It’s possible to end up wondering if it is possible to switch off utilities on a squatter. The clear answer typically depends upon the applicable state and local laws, Cash For Houses but in most situations, it’s yes. Before turning off the utility services from occupants who don’t hold legal rights, an eviction should be initiated as certain court orders are needed for such action. If you cherished this post and you would like to receive far more details regarding cash for houses kindly visit our own website. It should also be considered that cutting someone’s power or water supply without prior authorization could lead to severe financial and/or criminal penalties so all necessary regulations should really be observed when moving forward with this particular decision.
Key Elements of Adverse Possession and Squatter’s Rights
Key aspects of adverse possession and squatter’s rights can be complex. However, when it comes to the legalities surrounding a dispute about who owns certain property, there are several points you need to keep in mind. Generally for title transfer through Adverse Possession – squatters must possess the land openly and without permission from its true owner for at the very least ten years. When it comes to Squatters Rights – should they go on or have actively maintained another person’s property good enough that their infringement could qualify being an established use (in many cases this is five years) then those lands become theirs once all prerequisites have now been met according to mention laws. Moreover, utilities may not at all times be switched off on properties deemed occupied by squatters since even though they occupy someone else’s land unlawfully, they still retain human protections under law while also potentially holding ownership of said property after proving themselves rightful occupants via statutes enacted within local courts and jurisdictions.
Procedures for Disconnecting Utilities in Squatter-Occupied Properties
Disconnecting utilities in squatter-occupied properties can be a difficult process and one that requires the consultation of an attorney or legal adviser. Generally in most jurisdictions, landlords have limited options when it comes to removing squatters from their property. According to local laws, there are certain steps that must be taken before shutting off any utility services including sending eviction notices and due diligence pursuit of other occupants living at the address. It is important to learn these procedures prior to attempting any disconnections as failure to check out them could lead to costly penalties or even criminal charges.
Alternative Methods for Dealing with Squatters and Trespassers
When working with squatters and trespassers, alternative methods might be the top way to handle this kind of situation. Calling law enforcement or issuing an eviction notice could prove difficult as a result of tenant law regulations or financial constraints. Therefore, additional options include bringing civil cases before judges in small claims court, sending cease-and-desist letters that warn of potential legal consequences if not followed through on, Cash For Houses setting up “no trespassing” signs around properties which act as warnings against future intrusions and even establishing dialogue between tenants and landlords to be able to reach mutual understanding over issues like security deposits or rent payments.

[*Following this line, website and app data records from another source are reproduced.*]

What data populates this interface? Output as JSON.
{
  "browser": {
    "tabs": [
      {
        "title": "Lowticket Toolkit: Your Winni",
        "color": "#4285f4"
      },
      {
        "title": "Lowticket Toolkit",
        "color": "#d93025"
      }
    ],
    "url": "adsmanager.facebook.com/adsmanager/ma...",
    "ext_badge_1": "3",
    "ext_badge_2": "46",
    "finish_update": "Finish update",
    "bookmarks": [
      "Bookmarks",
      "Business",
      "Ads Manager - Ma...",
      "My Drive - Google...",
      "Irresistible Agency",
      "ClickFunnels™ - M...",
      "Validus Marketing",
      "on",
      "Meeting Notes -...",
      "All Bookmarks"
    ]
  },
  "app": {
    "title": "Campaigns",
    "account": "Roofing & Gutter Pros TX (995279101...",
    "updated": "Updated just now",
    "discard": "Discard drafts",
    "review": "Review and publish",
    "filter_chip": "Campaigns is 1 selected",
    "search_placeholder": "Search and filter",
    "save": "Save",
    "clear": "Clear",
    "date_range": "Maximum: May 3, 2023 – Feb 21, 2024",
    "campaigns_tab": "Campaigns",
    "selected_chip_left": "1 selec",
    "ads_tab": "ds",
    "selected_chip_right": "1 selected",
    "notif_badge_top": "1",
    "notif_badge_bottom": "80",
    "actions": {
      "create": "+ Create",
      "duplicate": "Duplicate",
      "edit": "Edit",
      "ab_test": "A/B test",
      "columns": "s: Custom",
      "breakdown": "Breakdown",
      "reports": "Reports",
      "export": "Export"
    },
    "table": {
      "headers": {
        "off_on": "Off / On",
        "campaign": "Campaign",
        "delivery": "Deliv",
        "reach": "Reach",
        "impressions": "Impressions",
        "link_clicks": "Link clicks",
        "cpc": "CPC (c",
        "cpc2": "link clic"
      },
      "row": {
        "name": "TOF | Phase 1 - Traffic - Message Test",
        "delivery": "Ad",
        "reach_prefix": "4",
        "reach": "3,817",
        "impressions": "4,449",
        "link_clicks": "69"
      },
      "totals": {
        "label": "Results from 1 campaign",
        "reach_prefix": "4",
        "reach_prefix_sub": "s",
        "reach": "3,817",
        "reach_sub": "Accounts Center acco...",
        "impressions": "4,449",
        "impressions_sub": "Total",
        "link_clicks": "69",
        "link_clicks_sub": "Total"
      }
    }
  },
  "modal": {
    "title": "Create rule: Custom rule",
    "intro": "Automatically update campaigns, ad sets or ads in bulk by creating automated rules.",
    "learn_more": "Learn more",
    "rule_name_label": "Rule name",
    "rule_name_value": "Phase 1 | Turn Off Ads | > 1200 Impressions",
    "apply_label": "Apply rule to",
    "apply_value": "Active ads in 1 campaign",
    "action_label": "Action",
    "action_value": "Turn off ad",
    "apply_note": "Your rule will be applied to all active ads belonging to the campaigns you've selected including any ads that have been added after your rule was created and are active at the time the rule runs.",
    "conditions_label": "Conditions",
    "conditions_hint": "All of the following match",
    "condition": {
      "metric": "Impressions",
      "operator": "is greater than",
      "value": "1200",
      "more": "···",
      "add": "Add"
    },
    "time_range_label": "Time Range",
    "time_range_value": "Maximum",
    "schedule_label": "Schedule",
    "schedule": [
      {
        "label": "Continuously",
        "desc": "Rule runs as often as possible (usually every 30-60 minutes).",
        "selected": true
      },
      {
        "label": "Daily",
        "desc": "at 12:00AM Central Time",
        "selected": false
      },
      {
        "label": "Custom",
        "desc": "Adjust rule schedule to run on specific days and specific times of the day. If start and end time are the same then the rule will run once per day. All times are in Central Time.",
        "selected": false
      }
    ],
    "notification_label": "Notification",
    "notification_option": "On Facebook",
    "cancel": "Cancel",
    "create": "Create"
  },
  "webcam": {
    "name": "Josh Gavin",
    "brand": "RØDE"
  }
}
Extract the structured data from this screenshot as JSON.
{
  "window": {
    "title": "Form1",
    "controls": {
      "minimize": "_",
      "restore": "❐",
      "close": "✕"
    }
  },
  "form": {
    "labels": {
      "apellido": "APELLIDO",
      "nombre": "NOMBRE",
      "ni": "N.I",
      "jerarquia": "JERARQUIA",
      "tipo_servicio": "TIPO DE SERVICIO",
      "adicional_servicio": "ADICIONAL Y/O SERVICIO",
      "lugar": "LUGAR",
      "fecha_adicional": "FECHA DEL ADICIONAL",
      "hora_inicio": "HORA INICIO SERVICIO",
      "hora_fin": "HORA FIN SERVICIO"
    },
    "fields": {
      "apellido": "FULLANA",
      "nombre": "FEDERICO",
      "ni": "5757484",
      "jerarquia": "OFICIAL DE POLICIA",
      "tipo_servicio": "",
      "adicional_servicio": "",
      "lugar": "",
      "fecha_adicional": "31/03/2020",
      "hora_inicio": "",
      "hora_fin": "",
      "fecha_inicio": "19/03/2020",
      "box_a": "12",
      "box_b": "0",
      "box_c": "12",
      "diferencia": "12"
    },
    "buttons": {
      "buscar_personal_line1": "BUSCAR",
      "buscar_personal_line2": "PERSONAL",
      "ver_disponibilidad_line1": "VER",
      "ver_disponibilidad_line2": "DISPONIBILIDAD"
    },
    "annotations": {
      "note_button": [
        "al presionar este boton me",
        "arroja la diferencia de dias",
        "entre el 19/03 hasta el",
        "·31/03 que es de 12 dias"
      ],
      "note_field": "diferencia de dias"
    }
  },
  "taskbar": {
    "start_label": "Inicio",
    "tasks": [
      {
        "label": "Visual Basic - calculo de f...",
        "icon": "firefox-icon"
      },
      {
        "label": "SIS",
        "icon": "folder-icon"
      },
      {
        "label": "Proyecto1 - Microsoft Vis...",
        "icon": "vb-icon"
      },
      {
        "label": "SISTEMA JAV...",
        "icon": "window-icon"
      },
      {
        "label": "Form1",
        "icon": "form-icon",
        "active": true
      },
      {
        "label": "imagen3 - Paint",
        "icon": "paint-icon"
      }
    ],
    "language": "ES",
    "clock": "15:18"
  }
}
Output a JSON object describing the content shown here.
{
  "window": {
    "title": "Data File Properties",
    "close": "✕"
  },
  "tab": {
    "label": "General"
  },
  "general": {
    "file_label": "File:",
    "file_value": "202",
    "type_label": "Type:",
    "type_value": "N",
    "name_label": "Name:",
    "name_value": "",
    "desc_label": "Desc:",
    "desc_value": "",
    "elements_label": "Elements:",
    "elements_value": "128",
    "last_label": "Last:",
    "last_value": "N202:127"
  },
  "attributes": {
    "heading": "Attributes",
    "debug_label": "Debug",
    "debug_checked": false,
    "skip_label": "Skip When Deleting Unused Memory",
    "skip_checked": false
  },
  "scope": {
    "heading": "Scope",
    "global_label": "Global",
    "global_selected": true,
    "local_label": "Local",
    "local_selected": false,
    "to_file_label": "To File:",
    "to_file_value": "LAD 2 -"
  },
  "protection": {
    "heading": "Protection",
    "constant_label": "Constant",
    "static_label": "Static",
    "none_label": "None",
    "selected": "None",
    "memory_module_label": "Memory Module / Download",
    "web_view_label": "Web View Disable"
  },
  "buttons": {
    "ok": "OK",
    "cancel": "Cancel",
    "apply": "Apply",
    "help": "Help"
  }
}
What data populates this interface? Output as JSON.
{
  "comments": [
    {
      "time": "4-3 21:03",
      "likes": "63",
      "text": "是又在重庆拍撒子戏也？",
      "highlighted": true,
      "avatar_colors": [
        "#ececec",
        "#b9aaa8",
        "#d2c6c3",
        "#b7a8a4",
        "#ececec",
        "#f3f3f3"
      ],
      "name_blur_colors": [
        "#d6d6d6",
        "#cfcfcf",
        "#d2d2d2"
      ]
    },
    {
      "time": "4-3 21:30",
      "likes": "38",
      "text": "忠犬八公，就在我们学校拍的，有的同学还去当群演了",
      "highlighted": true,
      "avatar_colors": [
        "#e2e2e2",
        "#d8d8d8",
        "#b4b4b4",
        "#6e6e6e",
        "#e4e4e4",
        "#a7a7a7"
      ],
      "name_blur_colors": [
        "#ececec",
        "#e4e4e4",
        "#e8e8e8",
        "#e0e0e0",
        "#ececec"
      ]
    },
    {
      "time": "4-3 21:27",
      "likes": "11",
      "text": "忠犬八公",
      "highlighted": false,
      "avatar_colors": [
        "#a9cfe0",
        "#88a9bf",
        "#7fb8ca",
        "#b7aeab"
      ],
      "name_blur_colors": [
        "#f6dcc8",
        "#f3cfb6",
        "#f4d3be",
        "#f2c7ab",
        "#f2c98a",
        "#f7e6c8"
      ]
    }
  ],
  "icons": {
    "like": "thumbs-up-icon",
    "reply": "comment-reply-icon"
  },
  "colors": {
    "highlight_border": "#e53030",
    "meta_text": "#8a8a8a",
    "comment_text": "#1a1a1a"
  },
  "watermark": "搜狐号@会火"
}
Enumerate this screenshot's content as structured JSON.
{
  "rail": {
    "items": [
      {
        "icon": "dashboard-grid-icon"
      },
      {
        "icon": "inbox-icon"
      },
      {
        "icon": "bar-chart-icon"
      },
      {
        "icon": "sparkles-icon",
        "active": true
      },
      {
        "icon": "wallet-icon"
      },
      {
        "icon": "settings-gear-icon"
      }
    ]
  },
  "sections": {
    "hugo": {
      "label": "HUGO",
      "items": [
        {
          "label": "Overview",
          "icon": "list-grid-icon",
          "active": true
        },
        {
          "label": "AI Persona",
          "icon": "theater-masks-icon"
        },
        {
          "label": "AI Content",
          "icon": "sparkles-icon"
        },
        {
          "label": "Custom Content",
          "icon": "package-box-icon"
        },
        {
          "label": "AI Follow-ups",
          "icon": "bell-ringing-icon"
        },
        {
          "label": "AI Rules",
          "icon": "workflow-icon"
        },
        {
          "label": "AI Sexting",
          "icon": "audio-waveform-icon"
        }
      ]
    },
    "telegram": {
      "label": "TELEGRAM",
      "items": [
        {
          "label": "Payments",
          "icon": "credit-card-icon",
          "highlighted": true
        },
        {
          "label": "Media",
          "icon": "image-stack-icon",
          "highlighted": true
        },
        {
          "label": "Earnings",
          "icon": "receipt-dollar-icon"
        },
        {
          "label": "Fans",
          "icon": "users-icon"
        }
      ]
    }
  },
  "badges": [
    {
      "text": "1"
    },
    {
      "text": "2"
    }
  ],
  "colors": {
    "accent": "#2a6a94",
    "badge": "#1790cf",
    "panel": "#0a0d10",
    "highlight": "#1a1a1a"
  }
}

Potential Consequences of Unlawfully Turning Off Utilities
They warn that turning off utilities without the legal authority to do so can have serious repercussions for individuals and businesses alike. Utility shutoffs in cases of non-payment, squatting, or eviction need a very specific pair of steps as outlined by law. For example, if one is a landlord by having an uncooperative tenant who has refused to vacate their property or pay rent due about it, unilaterally turning off utility services may put them at an increased risk and is known as unlawful. Not just could the renter take legal action against ASAP Cash Offer but additionally face criminal charges based upon local laws and regulations; which ultimately would lead to additional frustrating (and costly) court proceedings that might be difficult for both parties involved.